Throughout the story, there are a couple of characters that carry the whole thing, whether they’re on the page or not. They are enslaved by Olivia’s in-laws and make such a huge impression on Olivia that the reverberations of these relationships are felt outward like ripples for generations.
The synopsis for this story captured my attention, but it really doesn’t tell how big this story is. By about 10-15 pages in, I was hooked. And the more the story progressed, I just couldn’t put it down. To me, The Eulogist goes beyond just another 1800’s historical fiction in so many ways. For one: This family has to settle into being immigrants and all that comes with that status while also navigating their views on slavery or not and I was fascinated by this. This story also tackles abolition from the point of view of three siblings and their spouses, where not everyone agrees perfectly on how to tackle the “problem” with slavery. Ultimately one hopes that ignoring the subject will make it go away, one immerses him/herself fully into abolition regardless of the potential cost, and the other works hard behind-the-scenes, being sneaky and propping up those that did the more visible work. I loved the way the news stories telling the fates of those that escaped and those that were caught assisting were woven into the narrative like small details because I think this added to the tension that this family felt over the decades as their business endeavors and their families grew. And they certainly added depth to the story because they helped to create a more full picture of what was happening right here in the United States at the time.

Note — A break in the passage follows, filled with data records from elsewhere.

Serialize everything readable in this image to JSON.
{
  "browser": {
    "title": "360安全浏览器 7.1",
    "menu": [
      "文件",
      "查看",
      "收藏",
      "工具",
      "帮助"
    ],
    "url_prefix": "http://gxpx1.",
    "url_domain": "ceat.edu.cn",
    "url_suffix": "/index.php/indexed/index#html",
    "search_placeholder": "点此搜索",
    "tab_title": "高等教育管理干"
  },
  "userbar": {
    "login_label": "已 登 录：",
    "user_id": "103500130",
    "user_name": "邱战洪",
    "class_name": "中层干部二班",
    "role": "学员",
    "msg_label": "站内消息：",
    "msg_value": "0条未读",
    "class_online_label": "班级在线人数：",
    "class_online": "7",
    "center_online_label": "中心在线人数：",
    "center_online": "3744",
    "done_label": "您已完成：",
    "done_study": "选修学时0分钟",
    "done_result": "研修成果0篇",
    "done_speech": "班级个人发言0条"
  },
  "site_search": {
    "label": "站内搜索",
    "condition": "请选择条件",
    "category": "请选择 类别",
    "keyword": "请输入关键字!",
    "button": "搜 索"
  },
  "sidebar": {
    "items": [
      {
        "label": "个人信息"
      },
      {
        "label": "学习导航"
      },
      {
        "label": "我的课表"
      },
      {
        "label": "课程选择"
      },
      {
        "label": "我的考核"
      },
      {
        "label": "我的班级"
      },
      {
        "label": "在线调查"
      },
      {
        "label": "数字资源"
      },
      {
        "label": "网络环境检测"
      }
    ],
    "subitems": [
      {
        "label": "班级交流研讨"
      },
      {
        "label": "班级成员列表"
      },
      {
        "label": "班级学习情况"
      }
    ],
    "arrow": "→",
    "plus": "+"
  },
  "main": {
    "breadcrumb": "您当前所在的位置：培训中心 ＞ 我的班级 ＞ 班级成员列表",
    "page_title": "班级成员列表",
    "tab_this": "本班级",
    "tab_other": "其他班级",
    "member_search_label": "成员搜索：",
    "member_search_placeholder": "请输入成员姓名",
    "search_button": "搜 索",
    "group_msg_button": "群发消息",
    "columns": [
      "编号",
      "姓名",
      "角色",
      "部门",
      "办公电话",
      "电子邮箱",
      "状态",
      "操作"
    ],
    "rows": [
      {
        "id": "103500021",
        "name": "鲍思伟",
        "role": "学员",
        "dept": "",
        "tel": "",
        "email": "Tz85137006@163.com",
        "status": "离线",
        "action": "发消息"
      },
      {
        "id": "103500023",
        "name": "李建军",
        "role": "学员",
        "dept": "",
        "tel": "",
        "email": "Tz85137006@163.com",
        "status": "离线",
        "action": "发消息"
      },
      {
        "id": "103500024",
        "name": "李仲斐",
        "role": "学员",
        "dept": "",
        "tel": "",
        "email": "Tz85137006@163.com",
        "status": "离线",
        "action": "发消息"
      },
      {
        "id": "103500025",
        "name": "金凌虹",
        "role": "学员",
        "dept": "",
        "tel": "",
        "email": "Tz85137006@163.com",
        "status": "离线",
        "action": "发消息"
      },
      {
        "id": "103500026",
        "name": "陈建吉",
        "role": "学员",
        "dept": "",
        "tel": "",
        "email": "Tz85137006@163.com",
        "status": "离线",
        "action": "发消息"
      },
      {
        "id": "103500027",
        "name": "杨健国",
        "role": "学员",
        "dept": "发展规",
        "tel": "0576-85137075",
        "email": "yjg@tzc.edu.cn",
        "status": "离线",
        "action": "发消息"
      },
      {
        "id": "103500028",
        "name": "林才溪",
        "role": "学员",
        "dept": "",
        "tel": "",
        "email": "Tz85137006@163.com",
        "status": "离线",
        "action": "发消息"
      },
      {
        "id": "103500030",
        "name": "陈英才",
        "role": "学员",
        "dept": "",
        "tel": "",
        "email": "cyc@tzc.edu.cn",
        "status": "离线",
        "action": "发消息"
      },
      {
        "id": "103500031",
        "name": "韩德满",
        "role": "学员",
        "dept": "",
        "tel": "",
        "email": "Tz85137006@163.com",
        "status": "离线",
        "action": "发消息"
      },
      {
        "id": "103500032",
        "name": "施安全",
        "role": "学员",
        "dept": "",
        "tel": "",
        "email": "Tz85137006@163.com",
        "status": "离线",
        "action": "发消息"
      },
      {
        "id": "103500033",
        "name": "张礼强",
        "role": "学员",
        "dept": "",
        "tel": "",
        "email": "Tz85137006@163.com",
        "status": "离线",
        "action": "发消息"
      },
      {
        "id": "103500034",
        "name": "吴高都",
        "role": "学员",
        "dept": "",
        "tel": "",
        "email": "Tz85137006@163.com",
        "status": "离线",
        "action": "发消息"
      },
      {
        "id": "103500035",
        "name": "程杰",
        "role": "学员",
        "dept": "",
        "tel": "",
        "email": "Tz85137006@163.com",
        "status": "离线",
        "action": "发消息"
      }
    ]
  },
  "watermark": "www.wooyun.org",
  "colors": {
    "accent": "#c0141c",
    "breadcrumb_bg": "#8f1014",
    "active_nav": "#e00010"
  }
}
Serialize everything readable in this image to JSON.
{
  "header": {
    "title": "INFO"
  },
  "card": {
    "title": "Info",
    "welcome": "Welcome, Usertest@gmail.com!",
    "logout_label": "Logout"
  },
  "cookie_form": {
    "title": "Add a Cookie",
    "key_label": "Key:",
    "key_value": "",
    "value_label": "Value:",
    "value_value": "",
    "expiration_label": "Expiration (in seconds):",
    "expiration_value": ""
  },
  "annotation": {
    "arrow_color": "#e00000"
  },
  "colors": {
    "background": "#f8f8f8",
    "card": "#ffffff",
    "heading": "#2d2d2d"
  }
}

I also loved that there was a little bit of humor written into the story. Not too much as to take away from anything, but Olivia’s sense of humor made me smile multiple times while was reading. She was such a cool character-she is certainly more progressive than most anyone around her, and sometimes her mouth and her views got her into a little bit of trouble. I love that the author went in this direction with this character.
I also love that the author took the opportunity to have Olivia tell the history of her own family as well as the history of her husband’s family. By the time the story ended after barely over 300 pages, I felt so much for this family, for how far their reach extended, and for how they had blended themselves with other families to help America become the melting pot that we are. Honestly, the last chapter choked me up. It was hard not to be emotional at some of the revelations right there, at the very end. The way that I felt after I finally closed the book-that feeling-is why I love to read and why I bumped my rating up from 4.5 to 5.
I expected to like this one, but I had no idea how much I would love it. It’s a little bit more quiet than some novels because there are no huge action or dramatic scenes anywhere. I think the wondrous thing about this one is in the characterization and the way the author was able to spread this family out so, and then connect so many people by way of these three siblings. At the end, I felt like the story had come full circle. This is a top-shelf, definitely-reread story for me and I would love to hear Cassandra Campbell’s narration of this entire book on the audiobook. I’d LOVE that.
So, so good. I recommend this one to readers that enjoy those stories that really sneak up on you and leave big impressions. That’s what happened to me here.